> **Your goal**
Find how many lines in the listing below include the word "Chess". Give that number only.

Data extracts START

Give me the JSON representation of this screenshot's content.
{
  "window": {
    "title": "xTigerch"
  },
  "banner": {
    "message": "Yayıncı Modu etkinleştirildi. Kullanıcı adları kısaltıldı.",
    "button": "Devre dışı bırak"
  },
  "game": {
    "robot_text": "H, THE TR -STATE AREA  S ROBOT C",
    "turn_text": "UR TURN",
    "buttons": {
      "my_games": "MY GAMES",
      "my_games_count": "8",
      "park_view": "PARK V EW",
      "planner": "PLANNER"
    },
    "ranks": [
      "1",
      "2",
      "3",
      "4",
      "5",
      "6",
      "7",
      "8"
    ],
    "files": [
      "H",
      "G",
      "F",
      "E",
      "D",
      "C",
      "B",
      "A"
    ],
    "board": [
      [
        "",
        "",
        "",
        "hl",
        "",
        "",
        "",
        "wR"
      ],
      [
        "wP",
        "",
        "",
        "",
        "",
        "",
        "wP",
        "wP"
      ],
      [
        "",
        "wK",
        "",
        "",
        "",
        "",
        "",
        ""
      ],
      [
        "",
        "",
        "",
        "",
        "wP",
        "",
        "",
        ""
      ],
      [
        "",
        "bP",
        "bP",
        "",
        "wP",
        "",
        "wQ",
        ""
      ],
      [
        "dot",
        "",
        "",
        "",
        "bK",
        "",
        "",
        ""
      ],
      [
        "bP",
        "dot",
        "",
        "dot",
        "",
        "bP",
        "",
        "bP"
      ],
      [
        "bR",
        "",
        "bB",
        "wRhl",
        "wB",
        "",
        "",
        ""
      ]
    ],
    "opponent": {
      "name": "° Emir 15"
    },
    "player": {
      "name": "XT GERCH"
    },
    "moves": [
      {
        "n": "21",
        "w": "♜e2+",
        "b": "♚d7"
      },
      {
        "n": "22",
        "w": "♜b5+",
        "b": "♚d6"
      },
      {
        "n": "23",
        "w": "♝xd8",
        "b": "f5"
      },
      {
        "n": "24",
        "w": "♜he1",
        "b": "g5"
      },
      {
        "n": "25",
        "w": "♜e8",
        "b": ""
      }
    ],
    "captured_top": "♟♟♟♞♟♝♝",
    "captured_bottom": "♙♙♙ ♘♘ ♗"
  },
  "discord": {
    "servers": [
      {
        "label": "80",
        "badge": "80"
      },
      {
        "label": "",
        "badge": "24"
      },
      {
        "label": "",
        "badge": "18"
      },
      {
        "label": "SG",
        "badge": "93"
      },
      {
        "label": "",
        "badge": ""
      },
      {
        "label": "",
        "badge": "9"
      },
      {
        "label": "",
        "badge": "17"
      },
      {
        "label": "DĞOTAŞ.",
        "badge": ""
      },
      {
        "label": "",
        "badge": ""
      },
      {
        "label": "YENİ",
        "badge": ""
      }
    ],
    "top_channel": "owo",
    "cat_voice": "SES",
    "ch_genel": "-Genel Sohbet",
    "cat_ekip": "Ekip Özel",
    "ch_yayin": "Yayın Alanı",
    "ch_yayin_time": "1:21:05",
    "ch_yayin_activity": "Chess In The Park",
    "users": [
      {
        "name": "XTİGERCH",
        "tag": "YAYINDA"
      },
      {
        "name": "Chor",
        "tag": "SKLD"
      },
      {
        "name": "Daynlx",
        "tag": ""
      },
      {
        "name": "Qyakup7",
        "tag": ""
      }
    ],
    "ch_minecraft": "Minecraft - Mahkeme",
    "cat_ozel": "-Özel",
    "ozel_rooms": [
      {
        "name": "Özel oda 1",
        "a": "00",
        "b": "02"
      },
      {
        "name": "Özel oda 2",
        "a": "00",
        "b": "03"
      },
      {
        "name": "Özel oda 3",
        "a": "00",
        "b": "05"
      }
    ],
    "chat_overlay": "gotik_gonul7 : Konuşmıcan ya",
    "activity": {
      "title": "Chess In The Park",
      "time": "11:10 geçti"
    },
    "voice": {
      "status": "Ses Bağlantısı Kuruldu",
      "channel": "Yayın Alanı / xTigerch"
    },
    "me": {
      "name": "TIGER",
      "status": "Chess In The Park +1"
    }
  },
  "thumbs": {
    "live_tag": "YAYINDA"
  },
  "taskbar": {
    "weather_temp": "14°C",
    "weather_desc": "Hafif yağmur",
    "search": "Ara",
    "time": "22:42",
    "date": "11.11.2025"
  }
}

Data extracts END

> **Task response**
3